[Entries from a dataset of interfaces]
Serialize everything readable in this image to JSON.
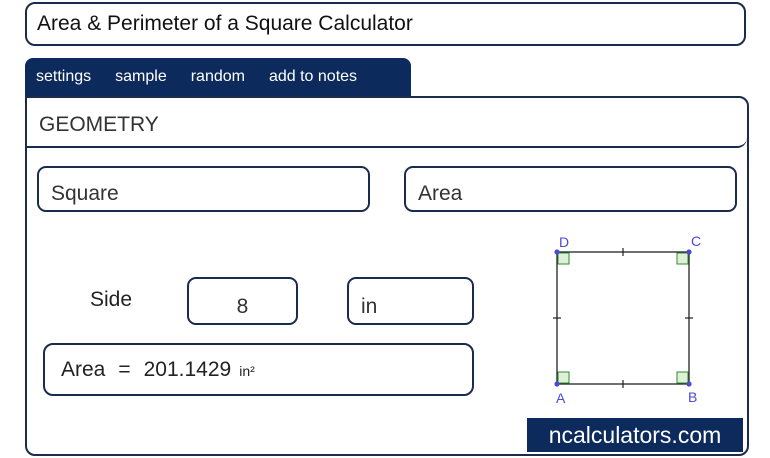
{
  "title": "Area & Perimeter of a Square Calculator",
  "tabs": [
    {
      "label": "settings"
    },
    {
      "label": "sample"
    },
    {
      "label": "random"
    },
    {
      "label": "add to notes"
    }
  ],
  "section": "GEOMETRY",
  "shape_select": "Square",
  "calc_select": "Area",
  "input": {
    "label": "Side",
    "value": "8",
    "unit": "in"
  },
  "result": {
    "label": "Area",
    "equals": "=",
    "value": "201.1429",
    "unit": "in²"
  },
  "diagram": {
    "vertices": {
      "a": "A",
      "b": "B",
      "c": "C",
      "d": "D"
    },
    "line_color": "#222222",
    "point_color": "#4a4ad6",
    "marker_color": "#2e8b2e"
  },
  "brand": "ncalculators.com",
  "colors": {
    "navy": "#0d2a5c",
    "border": "#1a2b4c"
  }
}
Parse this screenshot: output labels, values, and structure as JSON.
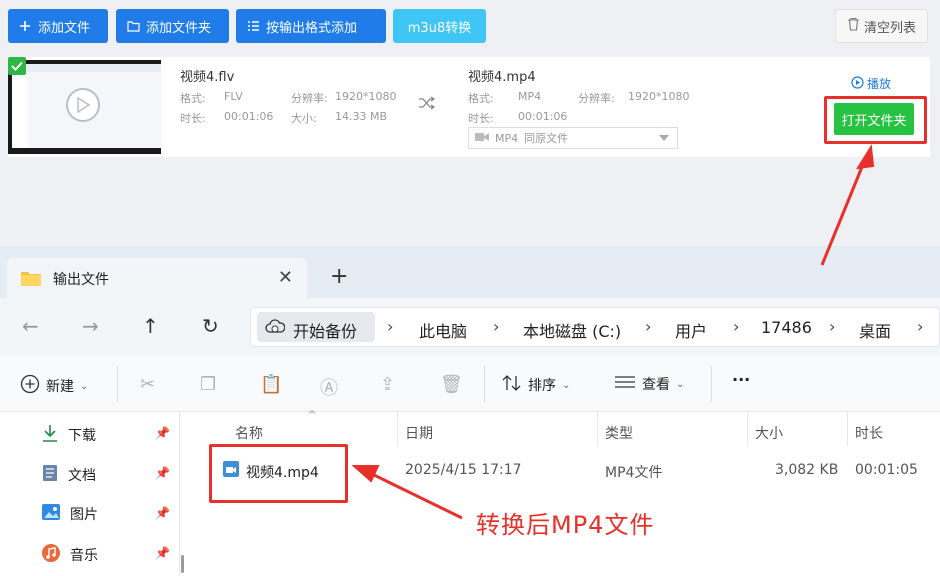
{
  "converter": {
    "toolbar": {
      "add_file": "添加文件",
      "add_folder": "添加文件夹",
      "add_by_format": "按输出格式添加",
      "m3u8": "m3u8转换",
      "clear_list": "清空列表"
    },
    "source": {
      "name": "视频4.flv",
      "format_label": "格式:",
      "format": "FLV",
      "resolution_label": "分辨率:",
      "resolution": "1920*1080",
      "duration_label": "时长:",
      "duration": "00:01:06",
      "size_label": "大小:",
      "size": "14.33 MB"
    },
    "output": {
      "name": "视频4.mp4",
      "format_label": "格式:",
      "format": "MP4",
      "resolution_label": "分辨率:",
      "resolution": "1920*1080",
      "duration_label": "时长:",
      "duration": "00:01:06",
      "select_format": "MP4",
      "select_quality": "同原文件"
    },
    "play": "播放",
    "open_folder": "打开文件夹"
  },
  "explorer": {
    "tab_title": "输出文件",
    "breadcrumb": [
      "开始备份",
      "此电脑",
      "本地磁盘 (C:)",
      "用户",
      "17486",
      "桌面"
    ],
    "commands": {
      "new": "新建",
      "sort": "排序",
      "view": "查看",
      "more": "···"
    },
    "sidebar": [
      {
        "label": "下载"
      },
      {
        "label": "文档"
      },
      {
        "label": "图片"
      },
      {
        "label": "音乐"
      }
    ],
    "columns": [
      "名称",
      "日期",
      "类型",
      "大小",
      "时长"
    ],
    "rows": [
      {
        "name": "视频4.mp4",
        "date": "2025/4/15 17:17",
        "type": "MP4文件",
        "size": "3,082 KB",
        "duration": "00:01:05"
      }
    ]
  },
  "annotation": "转换后MP4文件",
  "colors": {
    "primary_blue": "#1f7ce8",
    "m3u8_cyan": "#3fc6f6",
    "open_green": "#28c243",
    "annotation_red": "#e8302a"
  }
}
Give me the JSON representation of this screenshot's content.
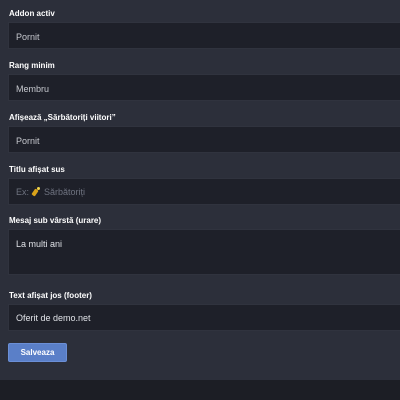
{
  "form": {
    "addon_active": {
      "label": "Addon activ",
      "value": "Pornit"
    },
    "min_rank": {
      "label": "Rang minim",
      "value": "Membru"
    },
    "show_upcoming": {
      "label": "Afișează „Sărbătoriți viitori”",
      "value": "Pornit"
    },
    "top_title": {
      "label": "Titlu afișat sus",
      "value": "",
      "placeholder_prefix": "Ex:",
      "placeholder_text": "Sărbătoriți",
      "placeholder_icon": "champagne-icon"
    },
    "age_message": {
      "label": "Mesaj sub vârstă (urare)",
      "value": "La multi ani"
    },
    "footer_text": {
      "label": "Text afișat jos (footer)",
      "value": "Oferit de demo.net"
    }
  },
  "actions": {
    "save_label": "Salveaza"
  },
  "colors": {
    "background": "#2c2f3a",
    "field_background": "#1e2029",
    "primary_button": "#5a7fc8",
    "footer_bar": "#1c1e25"
  }
}
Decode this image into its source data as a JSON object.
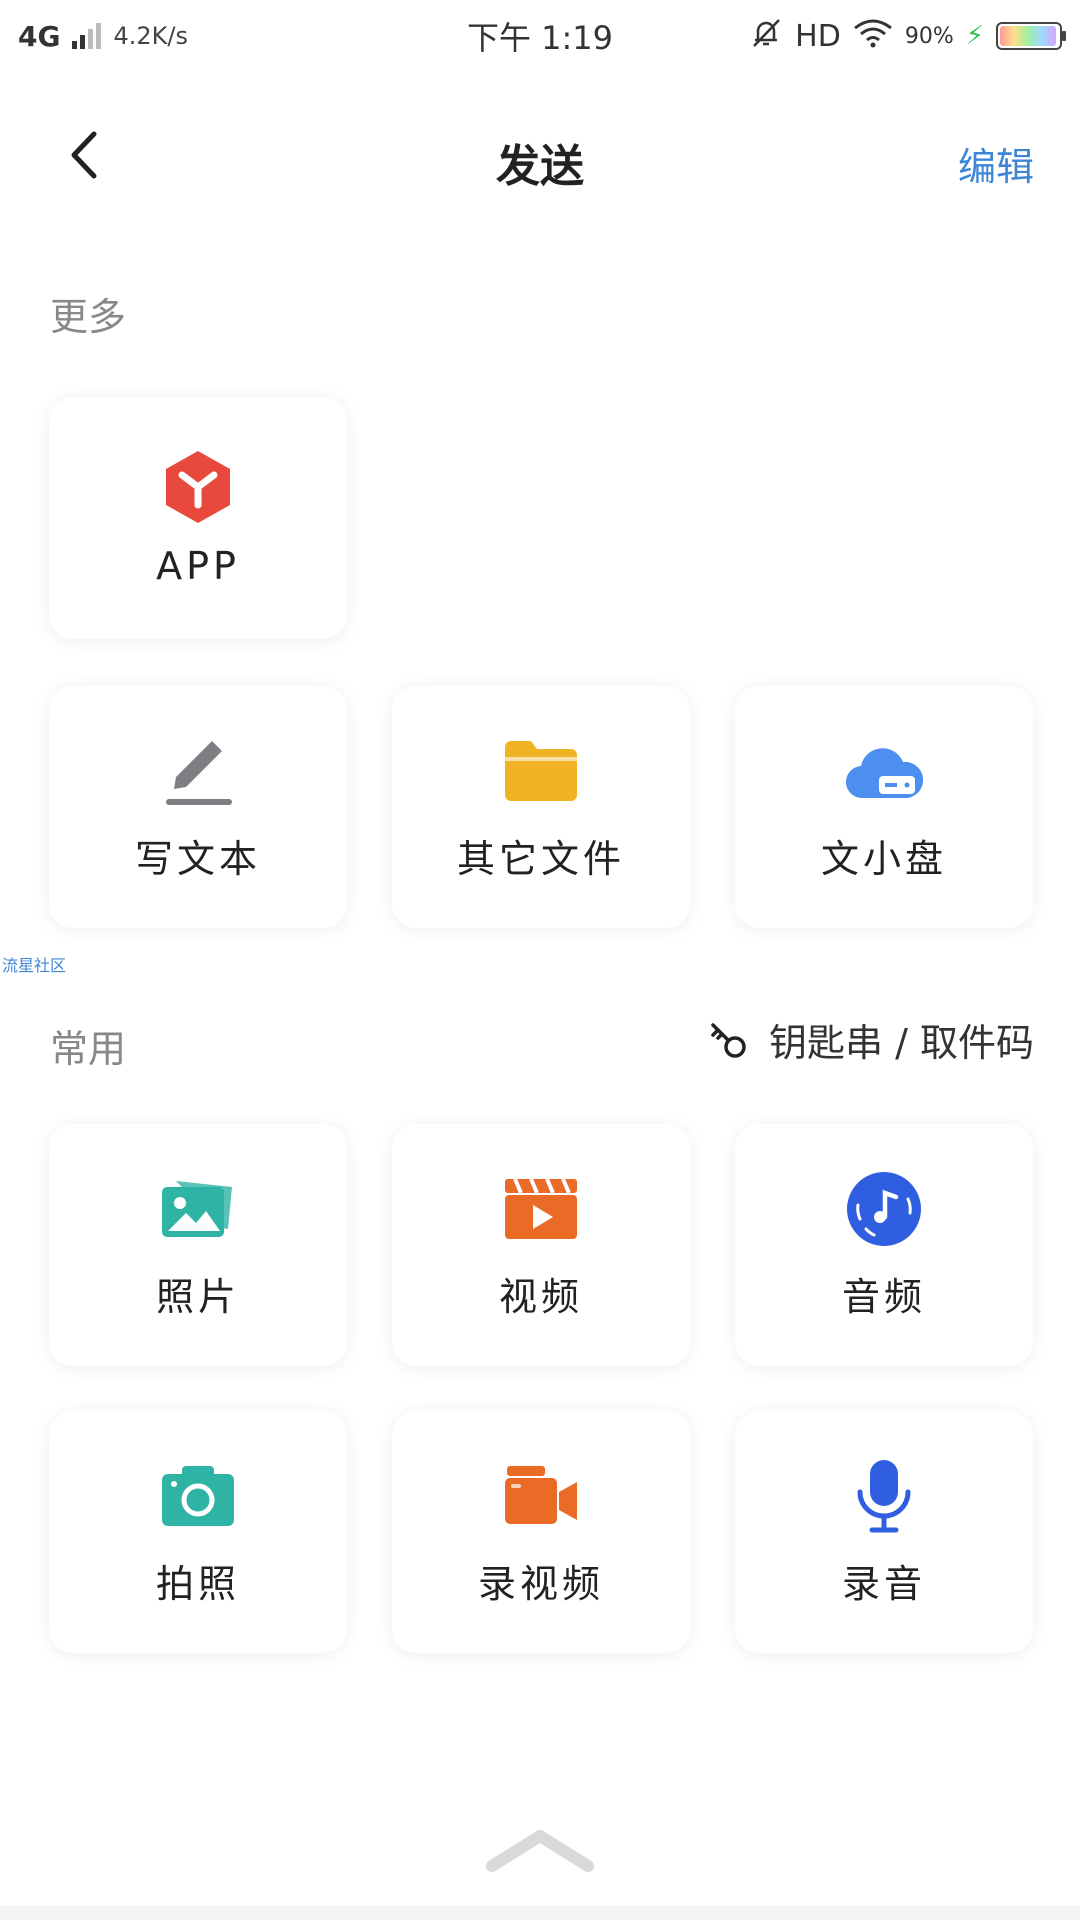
{
  "status_bar": {
    "network": "4G",
    "speed": "4.2K/s",
    "time": "下午 1:19",
    "hd": "HD",
    "battery_pct": "90%"
  },
  "header": {
    "title": "发送",
    "edit_label": "编辑"
  },
  "sections": {
    "more_label": "更多",
    "common_label": "常用",
    "key_link_label": "钥匙串 / 取件码"
  },
  "watermark": "流星社区",
  "more_items": [
    {
      "label": "APP",
      "icon": "app-cube-icon"
    },
    {
      "label": "写文本",
      "icon": "pencil-icon"
    },
    {
      "label": "其它文件",
      "icon": "folder-icon"
    },
    {
      "label": "文小盘",
      "icon": "cloud-drive-icon"
    }
  ],
  "common_items": [
    {
      "label": "照片",
      "icon": "photo-icon"
    },
    {
      "label": "视频",
      "icon": "video-clapper-icon"
    },
    {
      "label": "音频",
      "icon": "music-disc-icon"
    },
    {
      "label": "拍照",
      "icon": "camera-icon"
    },
    {
      "label": "录视频",
      "icon": "video-camera-icon"
    },
    {
      "label": "录音",
      "icon": "microphone-icon"
    }
  ],
  "colors": {
    "accent_blue": "#3d86d6",
    "app_red": "#e8493c",
    "pencil_gray": "#7d7f82",
    "folder_yellow": "#f0b323",
    "cloud_blue": "#4d8ff0",
    "photo_teal": "#2fb3a4",
    "video_orange": "#ea6b25",
    "audio_blue": "#2f5fe0"
  }
}
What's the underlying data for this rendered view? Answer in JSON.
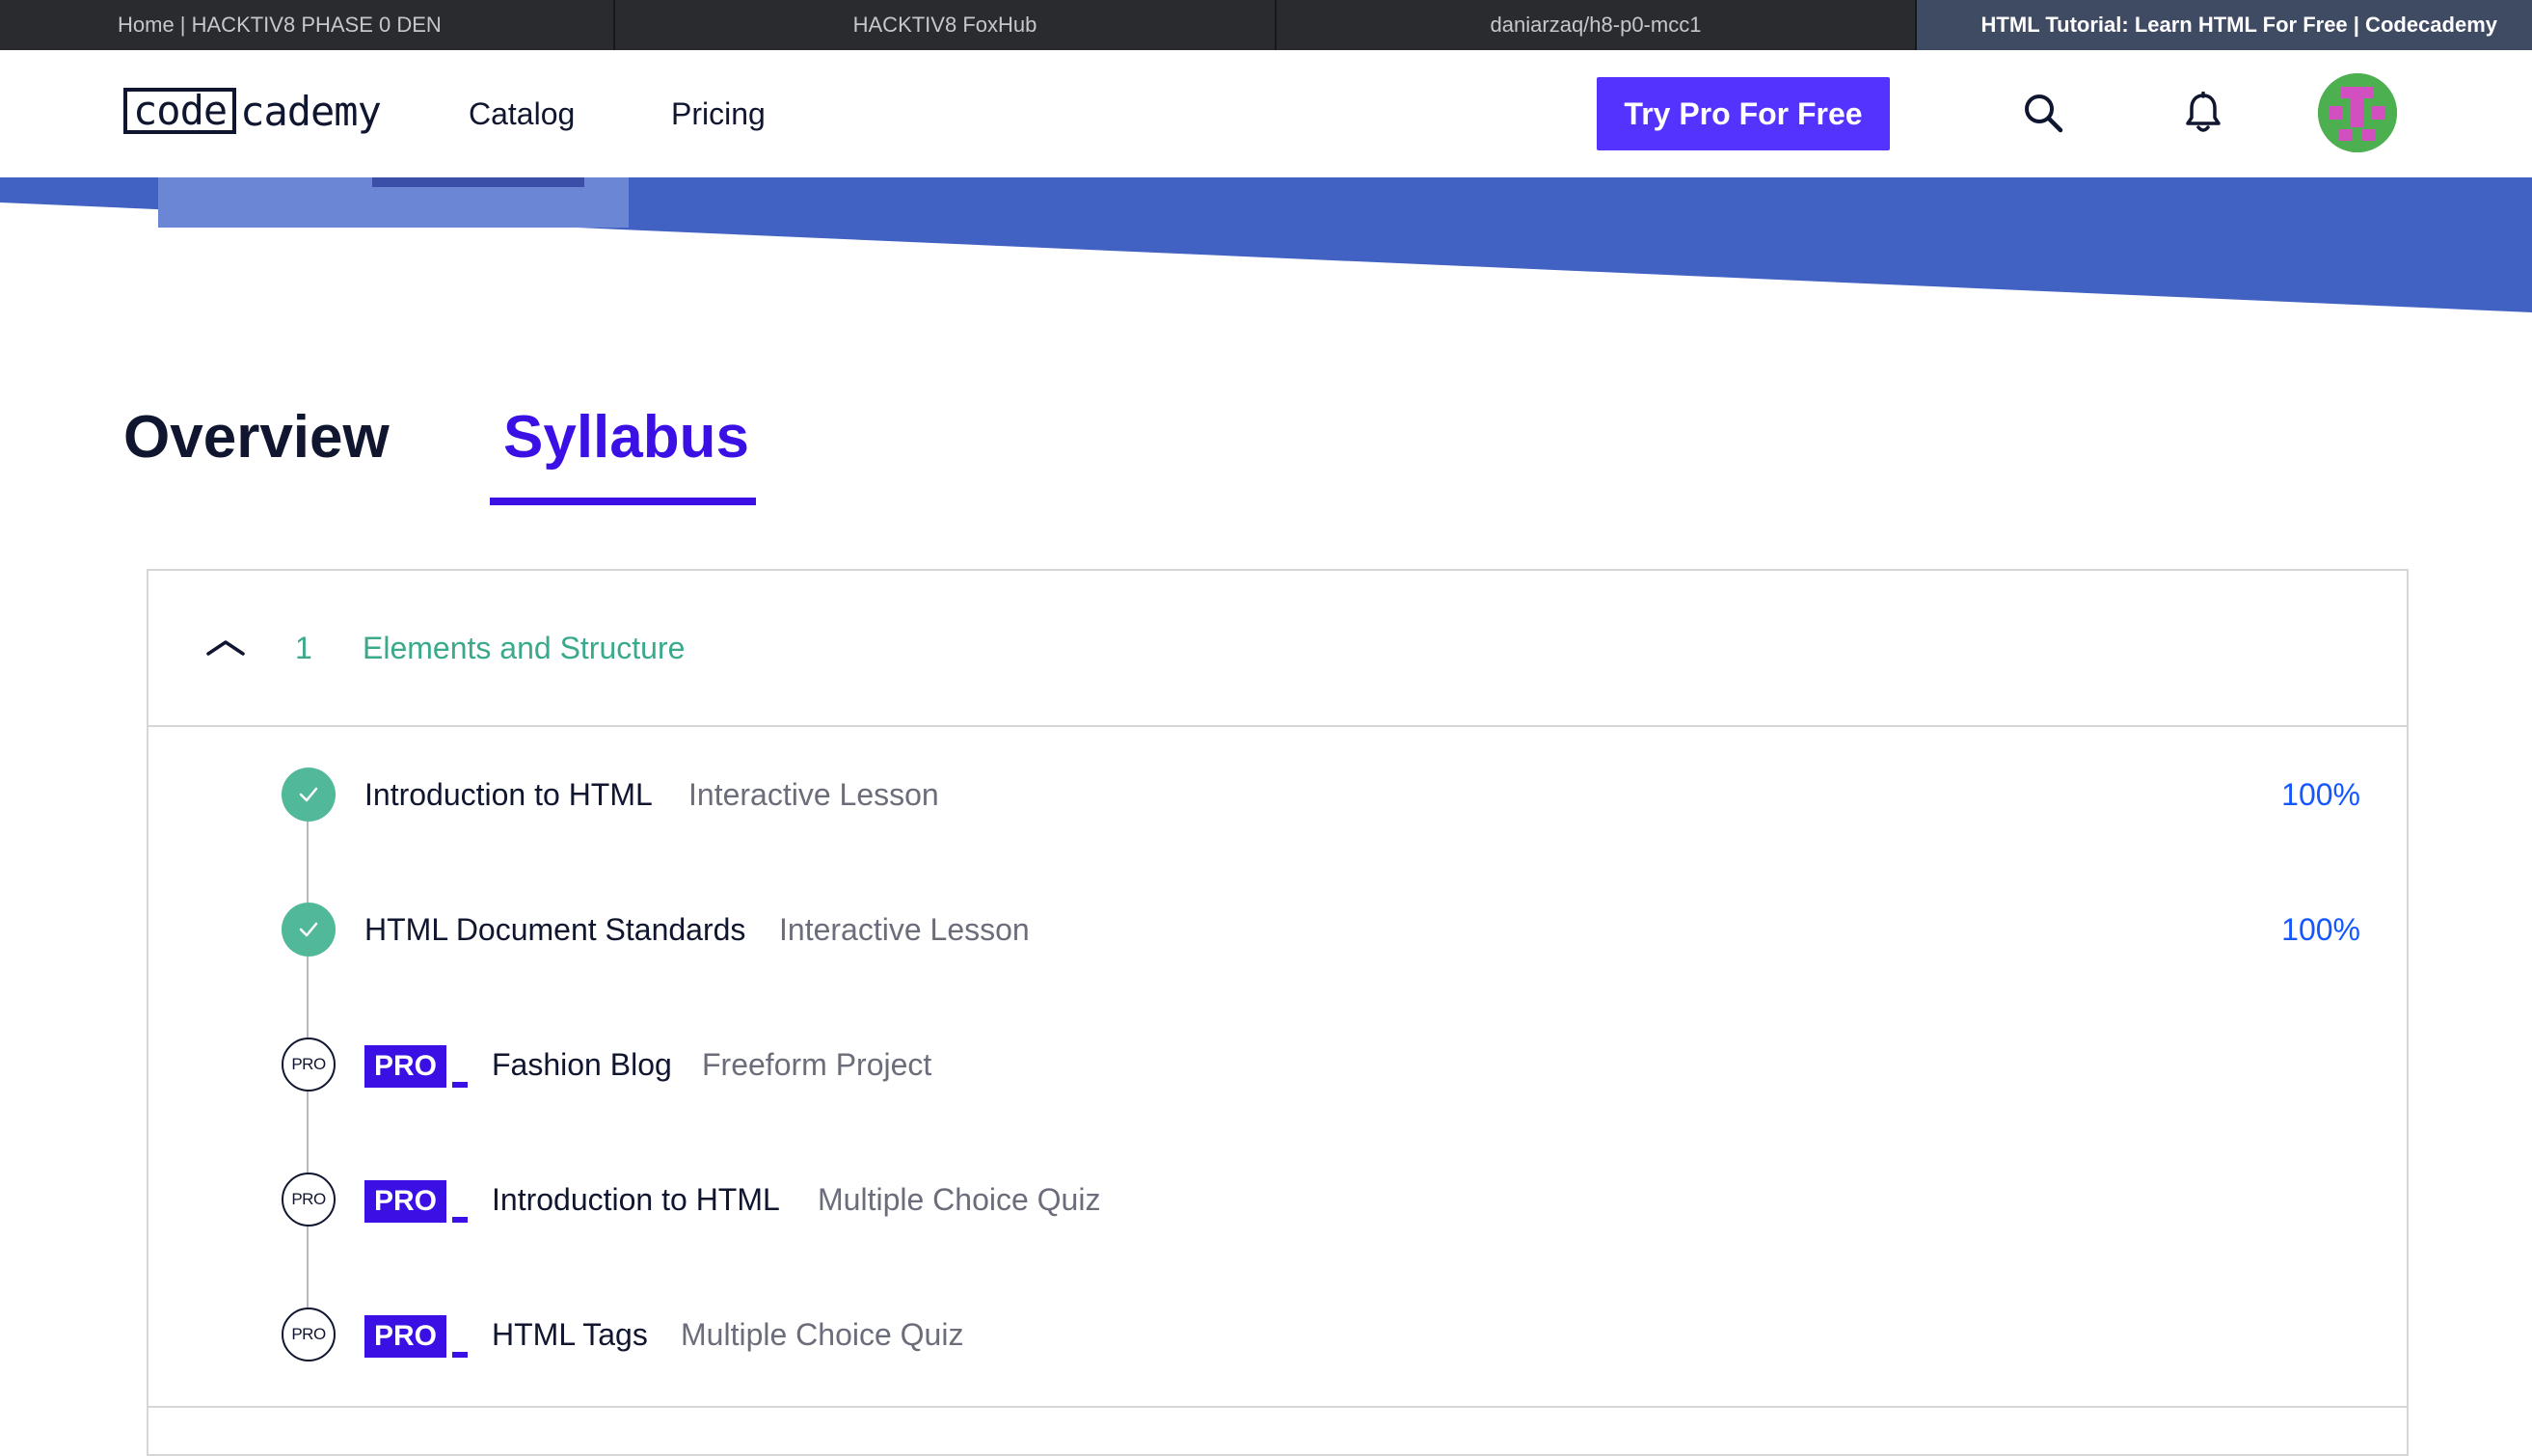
{
  "browser": {
    "tabs": [
      {
        "label": "Home | HACKTIV8 PHASE 0 DEN",
        "active": false
      },
      {
        "label": "HACKTIV8 FoxHub",
        "active": false
      },
      {
        "label": "daniarzaq/h8-p0-mcc1",
        "active": false
      },
      {
        "label": "HTML Tutorial: Learn HTML For Free | Codecademy",
        "active": true
      }
    ]
  },
  "header": {
    "logo_boxed": "code",
    "logo_rest": "cademy",
    "nav": [
      "Catalog",
      "Pricing"
    ],
    "cta_label": "Try Pro For Free",
    "icons": [
      "search-icon",
      "bell-icon",
      "avatar"
    ],
    "cta_color": "#5533ff"
  },
  "page_tabs": {
    "overview": "Overview",
    "syllabus": "Syllabus",
    "active": "Syllabus",
    "accent_color": "#3a10e5"
  },
  "syllabus": {
    "module": {
      "number": "1",
      "title": "Elements and Structure",
      "expanded": true
    },
    "items": [
      {
        "title": "Introduction to HTML",
        "type": "Interactive Lesson",
        "status": "complete",
        "progress": "100%"
      },
      {
        "title": "HTML Document Standards",
        "type": "Interactive Lesson",
        "status": "complete",
        "progress": "100%"
      },
      {
        "title": "Fashion Blog",
        "type": "Freeform Project",
        "status": "pro",
        "status_label": "PRO",
        "badge": "PRO"
      },
      {
        "title": "Introduction to HTML",
        "type": "Multiple Choice Quiz",
        "status": "pro",
        "status_label": "PRO",
        "badge": "PRO"
      },
      {
        "title": "HTML Tags",
        "type": "Multiple Choice Quiz",
        "status": "pro",
        "status_label": "PRO",
        "badge": "PRO"
      }
    ]
  }
}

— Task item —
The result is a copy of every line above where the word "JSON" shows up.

— Task output —
Serialize everything readable in this image to JSON.
Parse this screenshot: output labels, values, and structure as JSON.
Give me the JSON representation of this screenshot's content.
Decode this image into its source data as a JSON object.
What's the underlying data for this rendered view? Answer in JSON.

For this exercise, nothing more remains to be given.